#### Given entries

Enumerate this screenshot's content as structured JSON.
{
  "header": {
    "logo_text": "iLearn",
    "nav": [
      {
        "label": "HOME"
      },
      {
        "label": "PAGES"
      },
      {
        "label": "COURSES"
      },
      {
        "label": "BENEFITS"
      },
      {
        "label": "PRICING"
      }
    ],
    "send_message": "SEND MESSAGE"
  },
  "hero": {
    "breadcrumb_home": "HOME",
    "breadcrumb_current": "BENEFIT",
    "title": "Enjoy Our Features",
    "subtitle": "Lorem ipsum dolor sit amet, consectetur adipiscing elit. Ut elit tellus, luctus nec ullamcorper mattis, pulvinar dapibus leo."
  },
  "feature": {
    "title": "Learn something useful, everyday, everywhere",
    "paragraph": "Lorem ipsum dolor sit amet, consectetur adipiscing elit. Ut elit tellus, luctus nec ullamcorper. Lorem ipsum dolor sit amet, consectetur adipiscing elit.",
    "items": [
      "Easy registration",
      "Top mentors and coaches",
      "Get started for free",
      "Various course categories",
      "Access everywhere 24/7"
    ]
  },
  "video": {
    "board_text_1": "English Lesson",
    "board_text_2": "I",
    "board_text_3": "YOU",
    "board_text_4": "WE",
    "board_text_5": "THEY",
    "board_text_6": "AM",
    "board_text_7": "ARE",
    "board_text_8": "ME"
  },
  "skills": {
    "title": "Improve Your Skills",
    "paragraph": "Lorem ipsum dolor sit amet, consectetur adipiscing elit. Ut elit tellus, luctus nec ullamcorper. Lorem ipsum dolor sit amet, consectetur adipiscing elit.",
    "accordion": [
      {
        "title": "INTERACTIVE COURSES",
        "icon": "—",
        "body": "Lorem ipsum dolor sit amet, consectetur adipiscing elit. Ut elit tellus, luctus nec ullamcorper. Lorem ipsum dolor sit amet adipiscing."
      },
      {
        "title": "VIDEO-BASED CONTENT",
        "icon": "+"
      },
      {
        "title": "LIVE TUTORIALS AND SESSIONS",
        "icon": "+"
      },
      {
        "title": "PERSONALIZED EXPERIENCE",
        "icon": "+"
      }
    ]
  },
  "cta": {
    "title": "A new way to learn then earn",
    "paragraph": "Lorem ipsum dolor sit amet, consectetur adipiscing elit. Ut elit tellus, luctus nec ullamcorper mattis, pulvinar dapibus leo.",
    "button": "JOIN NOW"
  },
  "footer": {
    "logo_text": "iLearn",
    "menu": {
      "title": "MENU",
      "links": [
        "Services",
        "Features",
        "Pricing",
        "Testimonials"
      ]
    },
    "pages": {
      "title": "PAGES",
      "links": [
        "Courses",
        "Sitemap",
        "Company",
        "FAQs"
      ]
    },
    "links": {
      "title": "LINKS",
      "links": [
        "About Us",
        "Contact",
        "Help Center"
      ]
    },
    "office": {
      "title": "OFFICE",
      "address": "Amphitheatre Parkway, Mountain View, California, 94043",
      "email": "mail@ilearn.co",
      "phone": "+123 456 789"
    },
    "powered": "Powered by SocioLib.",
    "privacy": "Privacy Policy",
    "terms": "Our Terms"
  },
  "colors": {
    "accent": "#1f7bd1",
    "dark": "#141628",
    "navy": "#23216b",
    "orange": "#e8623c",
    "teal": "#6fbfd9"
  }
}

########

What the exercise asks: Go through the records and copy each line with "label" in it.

Written reply:
        "label": "HOME"
        "label": "PAGES"
        "label": "COURSES"
        "label": "BENEFITS"
        "label": "PRICING"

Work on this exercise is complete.